Start of Block
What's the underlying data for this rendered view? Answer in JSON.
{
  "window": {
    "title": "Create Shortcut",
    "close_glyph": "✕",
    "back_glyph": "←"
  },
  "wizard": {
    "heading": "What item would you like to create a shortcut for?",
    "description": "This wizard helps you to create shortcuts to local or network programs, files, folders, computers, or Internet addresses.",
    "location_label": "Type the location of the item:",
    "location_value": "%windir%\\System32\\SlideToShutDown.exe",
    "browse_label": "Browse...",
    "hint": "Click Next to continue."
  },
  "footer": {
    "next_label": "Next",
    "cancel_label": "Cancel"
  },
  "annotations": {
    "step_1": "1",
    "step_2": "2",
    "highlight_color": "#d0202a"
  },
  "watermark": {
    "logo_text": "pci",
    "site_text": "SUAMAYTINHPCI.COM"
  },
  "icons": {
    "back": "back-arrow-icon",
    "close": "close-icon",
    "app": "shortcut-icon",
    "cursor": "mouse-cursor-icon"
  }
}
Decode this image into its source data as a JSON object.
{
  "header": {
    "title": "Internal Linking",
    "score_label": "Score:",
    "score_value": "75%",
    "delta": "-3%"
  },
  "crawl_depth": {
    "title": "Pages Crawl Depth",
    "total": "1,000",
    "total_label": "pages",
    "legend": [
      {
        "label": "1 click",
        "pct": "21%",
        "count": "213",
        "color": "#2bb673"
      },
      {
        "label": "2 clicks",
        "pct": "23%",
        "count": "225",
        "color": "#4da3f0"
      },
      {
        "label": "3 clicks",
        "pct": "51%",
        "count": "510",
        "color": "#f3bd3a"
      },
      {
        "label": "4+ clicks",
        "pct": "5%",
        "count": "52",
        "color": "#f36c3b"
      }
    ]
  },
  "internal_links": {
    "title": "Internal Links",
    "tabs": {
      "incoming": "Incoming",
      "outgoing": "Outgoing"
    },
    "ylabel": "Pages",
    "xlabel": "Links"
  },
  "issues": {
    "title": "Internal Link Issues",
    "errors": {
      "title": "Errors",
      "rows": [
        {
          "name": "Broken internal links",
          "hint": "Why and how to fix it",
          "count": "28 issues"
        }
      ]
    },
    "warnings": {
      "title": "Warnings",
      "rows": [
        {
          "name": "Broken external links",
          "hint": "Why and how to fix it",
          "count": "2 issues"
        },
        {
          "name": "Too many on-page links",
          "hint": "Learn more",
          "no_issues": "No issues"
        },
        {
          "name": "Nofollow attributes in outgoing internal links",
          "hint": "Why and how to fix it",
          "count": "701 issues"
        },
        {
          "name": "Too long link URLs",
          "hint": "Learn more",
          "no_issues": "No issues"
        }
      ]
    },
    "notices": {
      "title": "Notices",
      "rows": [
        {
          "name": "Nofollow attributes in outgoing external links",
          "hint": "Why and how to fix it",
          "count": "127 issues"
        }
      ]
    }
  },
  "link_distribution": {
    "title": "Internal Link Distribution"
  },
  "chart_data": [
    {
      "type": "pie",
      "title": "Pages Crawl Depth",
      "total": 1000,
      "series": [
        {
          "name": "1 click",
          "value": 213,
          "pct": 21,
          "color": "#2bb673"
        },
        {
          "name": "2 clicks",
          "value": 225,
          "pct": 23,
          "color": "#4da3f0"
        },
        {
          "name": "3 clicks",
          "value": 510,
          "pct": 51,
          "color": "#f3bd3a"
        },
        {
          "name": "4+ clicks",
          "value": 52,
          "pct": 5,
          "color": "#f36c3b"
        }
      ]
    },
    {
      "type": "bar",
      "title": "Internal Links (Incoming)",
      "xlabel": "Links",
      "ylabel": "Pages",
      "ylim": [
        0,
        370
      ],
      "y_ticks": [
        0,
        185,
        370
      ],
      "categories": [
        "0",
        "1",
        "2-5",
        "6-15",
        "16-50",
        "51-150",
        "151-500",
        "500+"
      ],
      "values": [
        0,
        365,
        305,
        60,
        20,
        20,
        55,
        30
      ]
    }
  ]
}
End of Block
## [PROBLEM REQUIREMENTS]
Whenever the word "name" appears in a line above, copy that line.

## [OUTPUT OF THE EXERCISE]
          "name": "Broken internal links",
          "name": "Broken external links",
          "name": "Too many on-page links",
          "name": "Nofollow attributes in outgoing internal links",
          "name": "Too long link URLs",
          "name": "Nofollow attributes in outgoing external links",
          "name": "1 click",
          "name": "2 clicks",
          "name": "3 clicks",
          "name": "4+ clicks",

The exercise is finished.